• _EXERCISE_
Search the data below for the string "handle" and copy all lines where it shows up.

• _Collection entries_
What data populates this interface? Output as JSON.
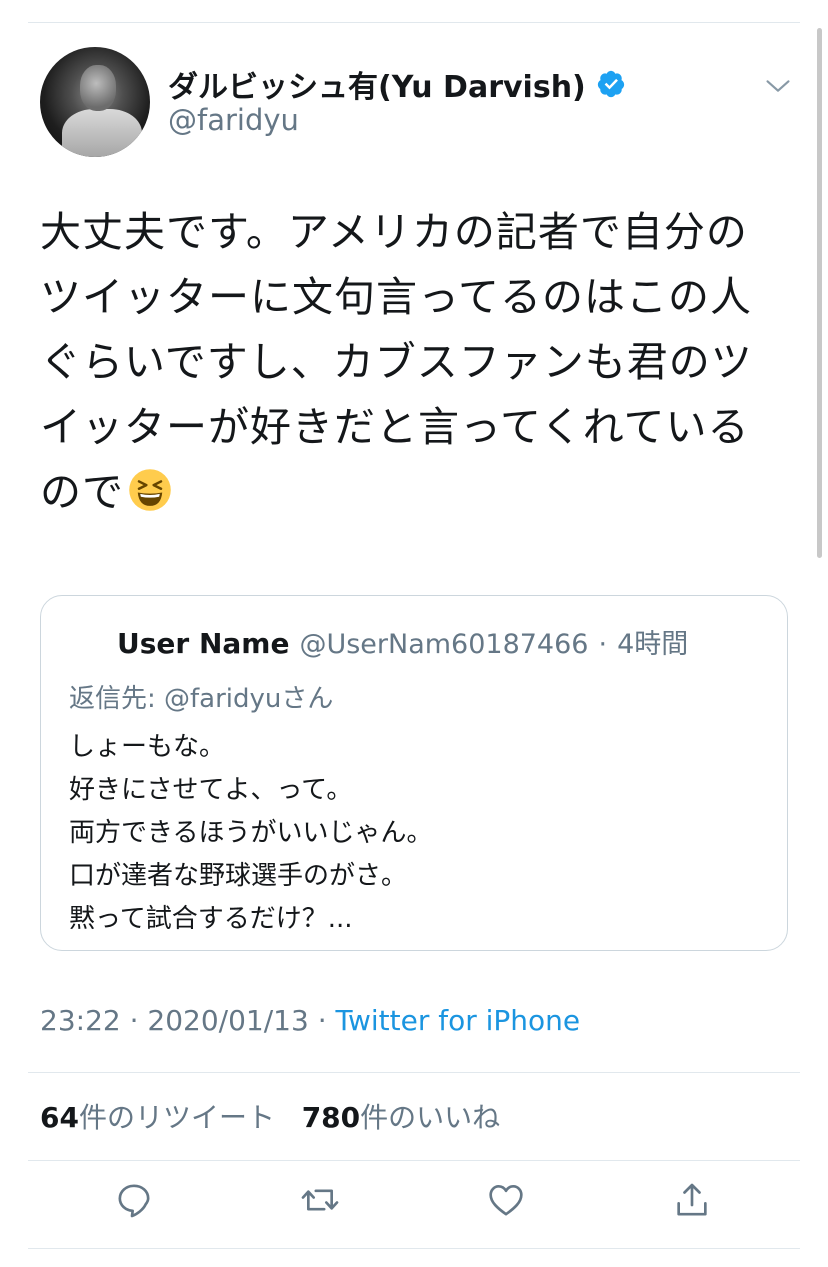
{
  "author": {
    "display_name": "ダルビッシュ有(Yu Darvish)",
    "handle": "@faridyu",
    "verified": true,
    "verified_color": "#1da1f2"
  },
  "tweet": {
    "lines": [
      "大丈夫です。アメリカの記者で自分の",
      "ツイッターに文句言ってるのはこの人",
      "ぐらいですし、カブスファンも君のツ",
      "イッターが好きだと言ってくれている",
      "ので"
    ],
    "emoji": "grinning-squinting-face"
  },
  "quoted_tweet": {
    "name": "User Name",
    "handle": "@UserNam60187466",
    "separator": "·",
    "time": "4時間",
    "reply_to": "返信先: @faridyuさん",
    "lines": [
      "しょーもな。",
      "好きにさせてよ、って。",
      "両方できるほうがいいじゃん。",
      "口が達者な野球選手のがさ。",
      "黙って試合するだけ？..."
    ]
  },
  "meta": {
    "time": "23:22",
    "date": "2020/01/13",
    "sep": " · ",
    "source": "Twitter for iPhone"
  },
  "stats": {
    "retweets": "64",
    "retweets_label": "件のリツイート",
    "likes": "780",
    "likes_label": "件のいいね"
  },
  "actions": [
    "reply-icon",
    "retweet-icon",
    "like-icon",
    "share-icon"
  ],
  "colors": {
    "text": "#14171a",
    "secondary": "#657786",
    "link": "#1b95e0",
    "border": "#e1e8ed"
  }
}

• _ANSWER FOR THIS EXERCISE_
    "handle": "@faridyu",
    "handle": "@UserNam60187466",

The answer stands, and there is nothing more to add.